After returning to the US three years later, I wanted to combine my design experience with a new perspective on sustainability and that’s what led me to the MASD program at MCAD. Two of my favorite courses during the program were Biomimicry and Systems Thinking. I’ve also always loved outdoor adventure sports and travel but those courses changed the way I viewed the world.
What are you looking forward to doing next?
I have a job at an architectural engineering firm helping manage Fitwel certifications processes for clients and designing graphics that clarify complex information. I’m on a personal journey of discovery that’s for sure. I have several areas of interest that I’m pretty passionate about: facilitating creative ‘innovation labs’, studying and teaching biomechanics and human movement (especially as they relate to preventative health), illustration and visual problem solving, and nature travel (especially as it relates to international peace parks initiatives). I have no idea how it all those areas fit together. I’m just taking it one step at a time looking for how they might converge and combine. This custom course is one of those combinations and I would love to see it take off.
If you could share one piece of advice for people passionate about sustainability, what would it be?
If we are going to lead powerful, transformative change, we have to come at this challenge as positive peacemakers, willing to empathize with those who don’t get it yet.
People who care about the planet are generally a pretty passionate bunch! I’ve discovered along the way that when I don’t keep my zeal and idealism in check, in my mind I can vilify others who don’t share my point of view. This is especially true when the application of regenerative strategies is such a no-brainer that I’m shocked they’re not on board.
Ten years ago I worked with farmers in Western Zambia trying to gently guide them on a journey of discovery so that they would arrive at their own conclusions about the need to adopt more sustainable farming methods. When many chose to keep clear-cutting and burning their fields, wasting their top soil, and changing local weather patterns, I had to remind myself they were just people, trying to take care of their families in the best way they knew how.
Now I work in the building industry and I’ve realized that clients in the executive boardroom who demonstrate the same kind of reluctance to change are not that different from the farmers I worked with. They’re not villains and I have to try to understand what it is that they care so deeply about. Regardless of what the industry or context might be, I think we all have to try in a winsome way to use the language and context our clients relate to.
Thank you, Shannon!
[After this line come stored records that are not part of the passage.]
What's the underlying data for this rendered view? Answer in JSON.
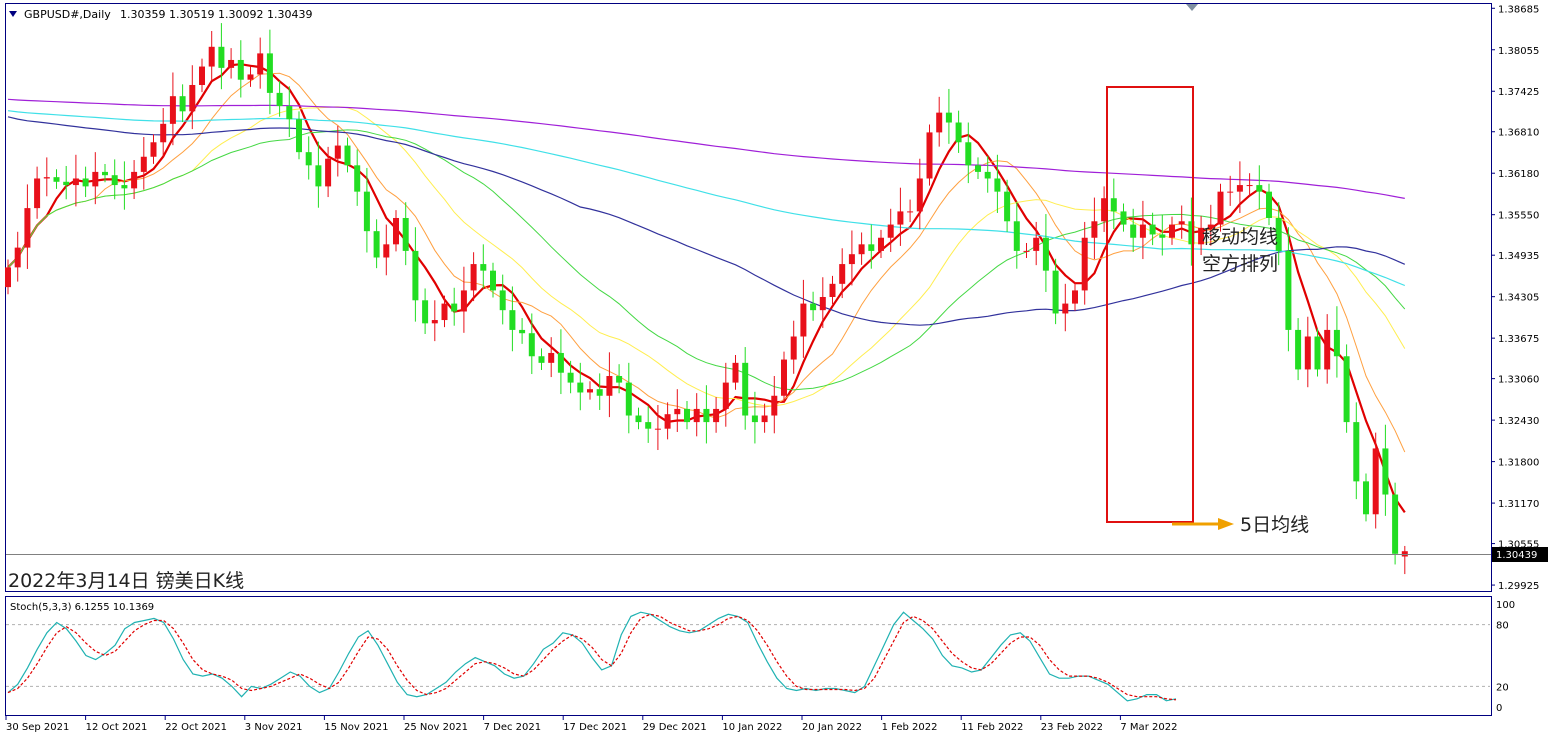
{
  "header": {
    "symbol_label": "GBPUSD#,Daily",
    "ohlc_label": "1.30359 1.30519 1.30092 1.30439"
  },
  "annotations": {
    "caption": "2022年3月14日 镑美日K线",
    "box_label_line1": "移动均线",
    "box_label_line2": "空方排列",
    "arrow_label": "5日均线"
  },
  "price_axis": {
    "ticks": [
      "1.38685",
      "1.38055",
      "1.37425",
      "1.36810",
      "1.36180",
      "1.35550",
      "1.34935",
      "1.34305",
      "1.33675",
      "1.33060",
      "1.32430",
      "1.31800",
      "1.31170",
      "1.30555",
      "1.29925"
    ],
    "current_price_label": "1.30439"
  },
  "stoch": {
    "label": "Stoch(5,3,3) 6.1255 10.1369",
    "ticks": [
      "100",
      "80",
      "20",
      "0"
    ]
  },
  "date_axis": {
    "labels": [
      "30 Sep 2021",
      "12 Oct 2021",
      "22 Oct 2021",
      "3 Nov 2021",
      "15 Nov 2021",
      "25 Nov 2021",
      "7 Dec 2021",
      "17 Dec 2021",
      "29 Dec 2021",
      "10 Jan 2022",
      "20 Jan 2022",
      "1 Feb 2022",
      "11 Feb 2022",
      "23 Feb 2022",
      "7 Mar 2022"
    ]
  },
  "chart_data": {
    "type": "candlestick",
    "symbol": "GBPUSD#",
    "timeframe": "Daily",
    "ylim": [
      1.2985,
      1.3875
    ],
    "last": {
      "open": 1.30359,
      "high": 1.30519,
      "low": 1.30092,
      "close": 1.30439
    },
    "colors": {
      "up": "#e8101a",
      "down": "#22dd22",
      "ma5": "#e00000",
      "ma10": "#ffa040",
      "ma20": "#ffee50",
      "ma30": "#44d844",
      "ma60": "#32329c",
      "ma120": "#40e0e8",
      "ma250": "#a020d8",
      "stoch_main": "#20b2b2",
      "stoch_signal": "#e00000",
      "annotation_box": "#e01010",
      "arrow": "#f0a000"
    },
    "closes": [
      1.3475,
      1.3505,
      1.3565,
      1.361,
      1.3612,
      1.3605,
      1.36,
      1.361,
      1.3598,
      1.362,
      1.3615,
      1.36,
      1.3595,
      1.362,
      1.3643,
      1.3665,
      1.3693,
      1.3735,
      1.3712,
      1.3752,
      1.378,
      1.381,
      1.3778,
      1.379,
      1.376,
      1.3768,
      1.38,
      1.374,
      1.372,
      1.37,
      1.365,
      1.363,
      1.3598,
      1.364,
      1.366,
      1.363,
      1.359,
      1.353,
      1.349,
      1.351,
      1.355,
      1.35,
      1.3425,
      1.339,
      1.3395,
      1.342,
      1.3408,
      1.344,
      1.348,
      1.347,
      1.344,
      1.341,
      1.338,
      1.3375,
      1.334,
      1.333,
      1.3345,
      1.3315,
      1.33,
      1.3285,
      1.329,
      1.328,
      1.331,
      1.33,
      1.325,
      1.324,
      1.323,
      1.323,
      1.3252,
      1.326,
      1.324,
      1.326,
      1.324,
      1.326,
      1.33,
      1.333,
      1.325,
      1.324,
      1.325,
      1.328,
      1.3335,
      1.337,
      1.342,
      1.341,
      1.343,
      1.345,
      1.348,
      1.3495,
      1.351,
      1.35,
      1.352,
      1.354,
      1.356,
      1.356,
      1.361,
      1.368,
      1.371,
      1.3695,
      1.3665,
      1.363,
      1.362,
      1.361,
      1.359,
      1.3545,
      1.35,
      1.35,
      1.352,
      1.347,
      1.3405,
      1.342,
      1.344,
      1.352,
      1.3545,
      1.358,
      1.356,
      1.354,
      1.352,
      1.354,
      1.3525,
      1.352,
      1.354,
      1.3545,
      1.351,
      1.3535,
      1.354,
      1.359,
      1.359,
      1.36,
      1.36,
      1.359,
      1.355,
      1.35,
      1.338,
      1.332,
      1.337,
      1.332,
      1.338,
      1.334,
      1.324,
      1.315,
      1.31,
      1.32,
      1.313,
      1.304,
      1.3044
    ],
    "stoch_main": [
      14,
      22,
      38,
      56,
      72,
      82,
      76,
      64,
      50,
      46,
      52,
      60,
      76,
      82,
      84,
      86,
      82,
      66,
      46,
      32,
      30,
      32,
      28,
      20,
      10,
      20,
      18,
      22,
      28,
      34,
      30,
      20,
      14,
      18,
      34,
      52,
      68,
      74,
      60,
      42,
      24,
      12,
      10,
      12,
      18,
      24,
      34,
      42,
      48,
      44,
      40,
      32,
      28,
      30,
      42,
      56,
      62,
      72,
      70,
      62,
      48,
      36,
      40,
      70,
      88,
      92,
      90,
      84,
      78,
      74,
      72,
      74,
      80,
      86,
      90,
      88,
      82,
      62,
      44,
      28,
      18,
      16,
      18,
      16,
      18,
      18,
      16,
      14,
      20,
      40,
      60,
      80,
      92,
      84,
      76,
      66,
      50,
      40,
      38,
      34,
      36,
      48,
      60,
      70,
      72,
      64,
      48,
      32,
      28,
      28,
      30,
      30,
      26,
      22,
      14,
      6,
      8,
      12,
      12,
      6,
      8
    ],
    "stoch_signal": [
      14,
      18,
      28,
      42,
      58,
      72,
      78,
      72,
      62,
      54,
      50,
      54,
      64,
      74,
      80,
      84,
      84,
      76,
      62,
      46,
      36,
      32,
      30,
      26,
      18,
      16,
      18,
      20,
      24,
      28,
      32,
      28,
      22,
      18,
      24,
      38,
      54,
      68,
      66,
      56,
      40,
      26,
      16,
      12,
      14,
      18,
      26,
      34,
      42,
      44,
      42,
      38,
      32,
      30,
      36,
      46,
      56,
      64,
      70,
      66,
      58,
      46,
      40,
      52,
      72,
      86,
      90,
      88,
      82,
      78,
      74,
      74,
      76,
      80,
      86,
      88,
      84,
      74,
      60,
      44,
      30,
      20,
      17,
      17,
      17,
      17,
      17,
      16,
      18,
      28,
      46,
      64,
      82,
      88,
      84,
      76,
      64,
      52,
      44,
      38,
      36,
      42,
      52,
      62,
      68,
      68,
      60,
      46,
      36,
      30,
      30,
      30,
      28,
      24,
      18,
      12,
      10,
      10,
      10,
      8,
      7
    ]
  }
}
If you’re interested in learning Biomimicry while on a NOLS expedition, SIGN UP NOW — REGISTRATION CLOSES SOON!
If you’re interested in combining your design experience with a new perspective on sustainability, check out our fully online MA in Sustainable Design program.